The best way of combating this is to simply add more risk to any potential financial move. If your house isn’t selling, consider that it might be overpriced. If you’re looking at an investment, put more weight in the worst case scenario than in the best case.
Chapter 7: I Herd It Through The Grapevine
The final chapter focuses on the herd mentality, the idea that people tend to sell when others are selling and buy when others are buying. Who makes money from this? The stock brokers do, not the investor.
The chapter offers example after example after example of why following what others are doing while investing is a really poor idea. The one that really made me think was the idea of the “small herd.” For example, let’s say on the market that someone wants to sell a share of a particular company that last sold at 100, but no one wants to buy. That person really wants the cash, so the person finally finds a buyer at 90. Then, on the ol’ stock ticker, it’s shown that the company’s stock price has dropped from 100 to 90 today. Panic!
If you believe in your investment, stick with it no matter what it’s doing over the short term. If you don’t believe in the investment, don’t invest in it to begin with.
Buy or Don’t Buy?
I found Why Smart People Make Big Money Mistakes to be an insightful and quite enjoyable read. It can be quite an eye-opener and will likely cause you to think very carefully about the moves you make, from buying a home to paying off credit card debt to investing. If you try hard to think of your own behavior in the examples from the book, it can be even more of an eye-opener.
Still, it’s not particularly strong as a reference book and not one that I’ll come back to and read over and over again. In other words, you should definitely read Why Smart People Make Big Money Mistakes, but try checking it out from the library first.

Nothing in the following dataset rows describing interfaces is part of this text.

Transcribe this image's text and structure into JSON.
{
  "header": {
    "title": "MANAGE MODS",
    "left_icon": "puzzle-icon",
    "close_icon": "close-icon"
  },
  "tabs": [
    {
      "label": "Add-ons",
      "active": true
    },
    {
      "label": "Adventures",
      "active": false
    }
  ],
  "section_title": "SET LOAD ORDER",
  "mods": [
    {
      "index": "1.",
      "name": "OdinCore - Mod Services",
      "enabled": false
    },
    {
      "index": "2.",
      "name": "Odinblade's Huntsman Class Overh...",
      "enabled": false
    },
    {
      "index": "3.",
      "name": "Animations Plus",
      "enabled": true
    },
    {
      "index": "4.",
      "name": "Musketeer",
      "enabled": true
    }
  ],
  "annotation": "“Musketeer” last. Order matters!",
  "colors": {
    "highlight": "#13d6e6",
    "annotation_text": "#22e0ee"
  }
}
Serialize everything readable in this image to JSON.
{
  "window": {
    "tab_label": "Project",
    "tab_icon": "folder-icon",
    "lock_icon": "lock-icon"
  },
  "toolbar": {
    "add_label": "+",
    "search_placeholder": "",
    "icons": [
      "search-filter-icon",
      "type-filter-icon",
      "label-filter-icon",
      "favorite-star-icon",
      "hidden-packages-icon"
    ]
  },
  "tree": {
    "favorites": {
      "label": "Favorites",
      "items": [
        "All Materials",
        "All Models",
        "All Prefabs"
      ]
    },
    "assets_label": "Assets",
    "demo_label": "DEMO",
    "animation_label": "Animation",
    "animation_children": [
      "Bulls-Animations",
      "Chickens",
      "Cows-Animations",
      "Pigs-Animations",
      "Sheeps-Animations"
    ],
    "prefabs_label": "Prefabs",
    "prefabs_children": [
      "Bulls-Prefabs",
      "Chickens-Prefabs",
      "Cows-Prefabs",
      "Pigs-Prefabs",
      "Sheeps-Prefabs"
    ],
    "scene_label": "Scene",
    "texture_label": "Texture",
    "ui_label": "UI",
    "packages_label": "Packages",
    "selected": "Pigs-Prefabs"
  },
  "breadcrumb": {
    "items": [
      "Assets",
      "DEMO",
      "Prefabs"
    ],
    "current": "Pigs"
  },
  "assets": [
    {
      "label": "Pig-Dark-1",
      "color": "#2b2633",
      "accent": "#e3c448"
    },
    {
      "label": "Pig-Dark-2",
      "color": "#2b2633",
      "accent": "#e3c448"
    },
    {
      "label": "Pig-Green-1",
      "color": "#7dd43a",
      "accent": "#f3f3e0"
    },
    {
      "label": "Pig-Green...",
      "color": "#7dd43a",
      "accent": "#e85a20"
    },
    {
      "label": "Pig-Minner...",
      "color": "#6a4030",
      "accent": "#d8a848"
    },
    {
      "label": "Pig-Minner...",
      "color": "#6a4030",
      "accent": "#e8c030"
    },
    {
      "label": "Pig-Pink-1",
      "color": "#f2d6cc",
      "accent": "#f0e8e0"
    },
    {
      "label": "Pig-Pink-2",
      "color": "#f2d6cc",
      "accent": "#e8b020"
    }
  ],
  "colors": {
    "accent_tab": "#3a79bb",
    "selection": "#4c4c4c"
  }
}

You might also want to read some excerpts from it to get a flavor for it.
Why Smart People Make Big Money Mistakes is the forty-third of fifty-two books in The Simple Dollar’s series 52 Personal Finance Books in 52 Weeks.